This task calls for copying every line in the data below that contains the word "content".
* * * * * * * * *
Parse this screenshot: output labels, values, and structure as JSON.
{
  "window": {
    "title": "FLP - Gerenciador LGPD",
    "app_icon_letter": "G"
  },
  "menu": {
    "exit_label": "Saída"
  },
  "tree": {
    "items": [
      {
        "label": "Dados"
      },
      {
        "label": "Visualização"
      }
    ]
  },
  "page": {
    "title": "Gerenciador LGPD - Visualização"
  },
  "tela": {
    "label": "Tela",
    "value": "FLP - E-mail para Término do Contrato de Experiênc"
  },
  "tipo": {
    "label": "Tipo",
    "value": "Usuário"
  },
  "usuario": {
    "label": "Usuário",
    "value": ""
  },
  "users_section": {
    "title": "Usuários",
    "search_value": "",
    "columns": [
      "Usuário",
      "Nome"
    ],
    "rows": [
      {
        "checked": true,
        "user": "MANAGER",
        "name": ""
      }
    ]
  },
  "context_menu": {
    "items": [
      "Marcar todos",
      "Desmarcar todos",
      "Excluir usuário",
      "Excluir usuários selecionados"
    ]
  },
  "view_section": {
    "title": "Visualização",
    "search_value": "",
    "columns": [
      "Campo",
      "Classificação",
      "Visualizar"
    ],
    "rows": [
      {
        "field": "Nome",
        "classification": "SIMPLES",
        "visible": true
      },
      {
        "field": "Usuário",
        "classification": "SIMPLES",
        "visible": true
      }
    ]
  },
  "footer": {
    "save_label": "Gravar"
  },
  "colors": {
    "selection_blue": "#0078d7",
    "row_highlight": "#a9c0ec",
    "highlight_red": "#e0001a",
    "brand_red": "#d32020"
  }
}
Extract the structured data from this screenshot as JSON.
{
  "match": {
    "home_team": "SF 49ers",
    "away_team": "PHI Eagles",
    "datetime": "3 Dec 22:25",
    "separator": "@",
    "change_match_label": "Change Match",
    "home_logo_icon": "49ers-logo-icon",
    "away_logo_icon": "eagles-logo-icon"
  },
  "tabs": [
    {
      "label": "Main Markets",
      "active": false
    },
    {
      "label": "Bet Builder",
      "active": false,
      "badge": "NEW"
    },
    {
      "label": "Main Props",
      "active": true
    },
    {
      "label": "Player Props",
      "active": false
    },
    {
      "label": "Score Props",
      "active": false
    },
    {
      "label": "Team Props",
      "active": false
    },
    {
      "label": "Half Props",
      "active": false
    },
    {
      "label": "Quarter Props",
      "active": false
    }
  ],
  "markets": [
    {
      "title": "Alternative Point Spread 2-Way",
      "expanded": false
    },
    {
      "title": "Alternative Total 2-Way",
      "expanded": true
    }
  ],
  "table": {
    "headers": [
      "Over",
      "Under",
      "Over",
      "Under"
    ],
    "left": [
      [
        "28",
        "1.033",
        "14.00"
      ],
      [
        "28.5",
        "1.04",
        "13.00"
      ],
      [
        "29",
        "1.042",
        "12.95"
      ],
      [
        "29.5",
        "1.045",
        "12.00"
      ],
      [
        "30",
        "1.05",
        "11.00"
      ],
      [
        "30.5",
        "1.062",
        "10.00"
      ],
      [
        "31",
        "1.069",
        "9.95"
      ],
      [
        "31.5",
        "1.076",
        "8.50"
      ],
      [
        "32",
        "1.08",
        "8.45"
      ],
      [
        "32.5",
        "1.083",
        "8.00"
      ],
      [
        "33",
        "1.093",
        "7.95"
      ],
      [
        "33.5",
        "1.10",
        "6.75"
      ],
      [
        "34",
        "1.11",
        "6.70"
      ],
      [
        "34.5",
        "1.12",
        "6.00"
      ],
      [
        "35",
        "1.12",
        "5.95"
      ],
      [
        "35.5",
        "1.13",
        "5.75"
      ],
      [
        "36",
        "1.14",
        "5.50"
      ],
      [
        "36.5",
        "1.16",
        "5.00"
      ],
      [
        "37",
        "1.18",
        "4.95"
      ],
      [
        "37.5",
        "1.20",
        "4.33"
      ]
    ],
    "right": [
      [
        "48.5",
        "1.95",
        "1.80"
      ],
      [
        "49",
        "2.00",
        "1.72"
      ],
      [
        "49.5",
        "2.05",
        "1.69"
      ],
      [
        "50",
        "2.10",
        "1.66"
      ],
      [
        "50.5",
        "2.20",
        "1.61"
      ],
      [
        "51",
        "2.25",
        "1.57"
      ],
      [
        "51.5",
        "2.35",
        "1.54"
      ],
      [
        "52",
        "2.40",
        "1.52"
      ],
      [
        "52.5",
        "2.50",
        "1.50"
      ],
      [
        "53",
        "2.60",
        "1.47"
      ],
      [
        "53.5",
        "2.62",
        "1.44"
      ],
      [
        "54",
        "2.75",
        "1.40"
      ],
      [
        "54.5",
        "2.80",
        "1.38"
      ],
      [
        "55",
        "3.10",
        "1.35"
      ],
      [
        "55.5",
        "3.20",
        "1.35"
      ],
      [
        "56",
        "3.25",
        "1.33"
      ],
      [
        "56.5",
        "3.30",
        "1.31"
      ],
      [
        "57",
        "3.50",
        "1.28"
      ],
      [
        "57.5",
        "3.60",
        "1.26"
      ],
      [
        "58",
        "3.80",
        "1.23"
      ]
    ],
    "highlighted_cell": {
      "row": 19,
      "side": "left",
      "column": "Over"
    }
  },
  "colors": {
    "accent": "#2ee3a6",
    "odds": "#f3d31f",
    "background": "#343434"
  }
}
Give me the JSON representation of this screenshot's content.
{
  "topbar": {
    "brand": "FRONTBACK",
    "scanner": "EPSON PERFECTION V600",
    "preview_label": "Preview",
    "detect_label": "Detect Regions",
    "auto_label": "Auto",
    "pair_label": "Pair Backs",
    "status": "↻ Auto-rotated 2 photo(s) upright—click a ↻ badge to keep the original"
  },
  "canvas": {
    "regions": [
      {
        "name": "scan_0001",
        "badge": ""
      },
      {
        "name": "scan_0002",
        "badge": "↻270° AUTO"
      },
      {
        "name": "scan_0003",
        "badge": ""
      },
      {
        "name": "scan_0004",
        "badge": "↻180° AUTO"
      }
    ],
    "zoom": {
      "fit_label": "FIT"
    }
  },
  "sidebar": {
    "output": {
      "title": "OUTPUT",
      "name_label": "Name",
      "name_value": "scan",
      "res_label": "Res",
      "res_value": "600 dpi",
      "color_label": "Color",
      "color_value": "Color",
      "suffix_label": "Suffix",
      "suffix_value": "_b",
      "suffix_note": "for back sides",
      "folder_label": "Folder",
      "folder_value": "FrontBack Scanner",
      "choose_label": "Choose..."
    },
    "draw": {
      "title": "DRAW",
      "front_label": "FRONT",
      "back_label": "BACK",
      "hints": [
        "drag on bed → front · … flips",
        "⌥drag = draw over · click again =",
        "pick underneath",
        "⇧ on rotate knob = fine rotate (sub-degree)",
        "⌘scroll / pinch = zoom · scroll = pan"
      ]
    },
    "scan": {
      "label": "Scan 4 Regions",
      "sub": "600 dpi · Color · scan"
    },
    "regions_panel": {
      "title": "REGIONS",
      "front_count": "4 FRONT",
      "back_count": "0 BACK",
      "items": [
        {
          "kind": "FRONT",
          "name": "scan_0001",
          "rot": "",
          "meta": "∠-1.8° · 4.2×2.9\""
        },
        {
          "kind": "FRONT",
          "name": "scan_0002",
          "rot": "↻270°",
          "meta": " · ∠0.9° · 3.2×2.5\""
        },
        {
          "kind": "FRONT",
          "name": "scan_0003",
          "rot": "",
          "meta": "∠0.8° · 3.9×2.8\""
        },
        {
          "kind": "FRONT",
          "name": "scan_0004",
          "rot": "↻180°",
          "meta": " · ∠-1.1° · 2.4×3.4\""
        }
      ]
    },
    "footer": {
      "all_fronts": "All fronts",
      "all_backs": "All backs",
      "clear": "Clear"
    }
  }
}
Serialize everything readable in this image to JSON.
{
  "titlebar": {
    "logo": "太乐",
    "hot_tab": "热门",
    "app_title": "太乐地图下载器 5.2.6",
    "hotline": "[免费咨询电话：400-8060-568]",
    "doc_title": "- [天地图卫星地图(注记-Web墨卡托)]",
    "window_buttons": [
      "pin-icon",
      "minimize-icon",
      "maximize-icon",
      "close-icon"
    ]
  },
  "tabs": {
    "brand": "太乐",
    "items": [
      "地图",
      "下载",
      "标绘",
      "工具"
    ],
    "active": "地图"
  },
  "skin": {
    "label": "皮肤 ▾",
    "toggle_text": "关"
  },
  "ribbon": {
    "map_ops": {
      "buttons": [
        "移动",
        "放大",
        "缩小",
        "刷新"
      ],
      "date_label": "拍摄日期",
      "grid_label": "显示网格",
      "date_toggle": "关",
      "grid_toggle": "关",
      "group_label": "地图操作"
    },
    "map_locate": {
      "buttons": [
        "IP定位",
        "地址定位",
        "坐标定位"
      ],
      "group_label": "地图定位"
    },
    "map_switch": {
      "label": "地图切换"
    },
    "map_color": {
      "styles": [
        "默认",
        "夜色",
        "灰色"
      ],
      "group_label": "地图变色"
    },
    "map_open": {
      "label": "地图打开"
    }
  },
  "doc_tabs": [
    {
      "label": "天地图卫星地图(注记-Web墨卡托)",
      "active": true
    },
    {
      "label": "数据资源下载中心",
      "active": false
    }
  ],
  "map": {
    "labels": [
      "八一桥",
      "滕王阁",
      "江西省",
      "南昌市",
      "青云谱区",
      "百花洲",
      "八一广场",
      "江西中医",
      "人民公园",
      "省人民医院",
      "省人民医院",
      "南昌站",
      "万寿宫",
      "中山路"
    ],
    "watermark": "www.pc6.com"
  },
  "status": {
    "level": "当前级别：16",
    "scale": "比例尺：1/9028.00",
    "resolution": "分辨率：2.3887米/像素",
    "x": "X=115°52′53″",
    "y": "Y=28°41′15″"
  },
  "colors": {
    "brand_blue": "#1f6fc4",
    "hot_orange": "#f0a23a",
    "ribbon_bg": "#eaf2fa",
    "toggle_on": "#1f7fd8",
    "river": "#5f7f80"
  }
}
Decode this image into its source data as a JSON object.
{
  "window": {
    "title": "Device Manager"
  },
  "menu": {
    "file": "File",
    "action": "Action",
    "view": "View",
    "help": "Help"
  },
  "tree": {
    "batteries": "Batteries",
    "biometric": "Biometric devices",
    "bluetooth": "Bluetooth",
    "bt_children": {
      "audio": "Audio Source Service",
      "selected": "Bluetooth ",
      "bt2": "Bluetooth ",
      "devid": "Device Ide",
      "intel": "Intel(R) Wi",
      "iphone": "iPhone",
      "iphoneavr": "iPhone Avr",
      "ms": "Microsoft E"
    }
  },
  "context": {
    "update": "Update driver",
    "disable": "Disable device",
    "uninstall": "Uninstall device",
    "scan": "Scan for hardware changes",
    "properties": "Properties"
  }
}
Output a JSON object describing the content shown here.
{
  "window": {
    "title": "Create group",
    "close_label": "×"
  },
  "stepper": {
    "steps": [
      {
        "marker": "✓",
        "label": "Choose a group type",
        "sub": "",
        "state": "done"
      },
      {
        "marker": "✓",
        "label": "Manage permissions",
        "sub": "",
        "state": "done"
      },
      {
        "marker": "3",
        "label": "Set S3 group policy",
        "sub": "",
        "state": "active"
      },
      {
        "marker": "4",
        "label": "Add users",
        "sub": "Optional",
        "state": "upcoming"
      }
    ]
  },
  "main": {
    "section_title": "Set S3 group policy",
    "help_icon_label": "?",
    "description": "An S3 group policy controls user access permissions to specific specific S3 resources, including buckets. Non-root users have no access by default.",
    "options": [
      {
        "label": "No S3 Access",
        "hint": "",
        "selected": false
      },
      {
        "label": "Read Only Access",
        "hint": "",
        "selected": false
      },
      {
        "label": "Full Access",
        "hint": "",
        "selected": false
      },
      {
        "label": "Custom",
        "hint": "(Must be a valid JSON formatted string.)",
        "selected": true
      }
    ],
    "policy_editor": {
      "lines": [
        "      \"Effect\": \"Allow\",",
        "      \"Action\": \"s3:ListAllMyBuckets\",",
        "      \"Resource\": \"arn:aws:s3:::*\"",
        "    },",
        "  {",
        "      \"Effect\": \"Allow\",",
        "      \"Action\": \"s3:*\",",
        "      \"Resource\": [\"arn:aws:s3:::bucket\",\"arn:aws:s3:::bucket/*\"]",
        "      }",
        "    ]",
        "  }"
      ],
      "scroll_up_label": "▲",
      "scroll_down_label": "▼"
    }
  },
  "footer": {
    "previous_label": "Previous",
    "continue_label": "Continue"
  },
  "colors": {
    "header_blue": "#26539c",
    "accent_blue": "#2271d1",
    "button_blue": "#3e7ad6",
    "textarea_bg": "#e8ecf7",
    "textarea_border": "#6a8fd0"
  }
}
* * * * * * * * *
→ WRITTEN REPLY:
Give me the JSON representation of this screenshot's content.
Output a JSON object describing the content shown here.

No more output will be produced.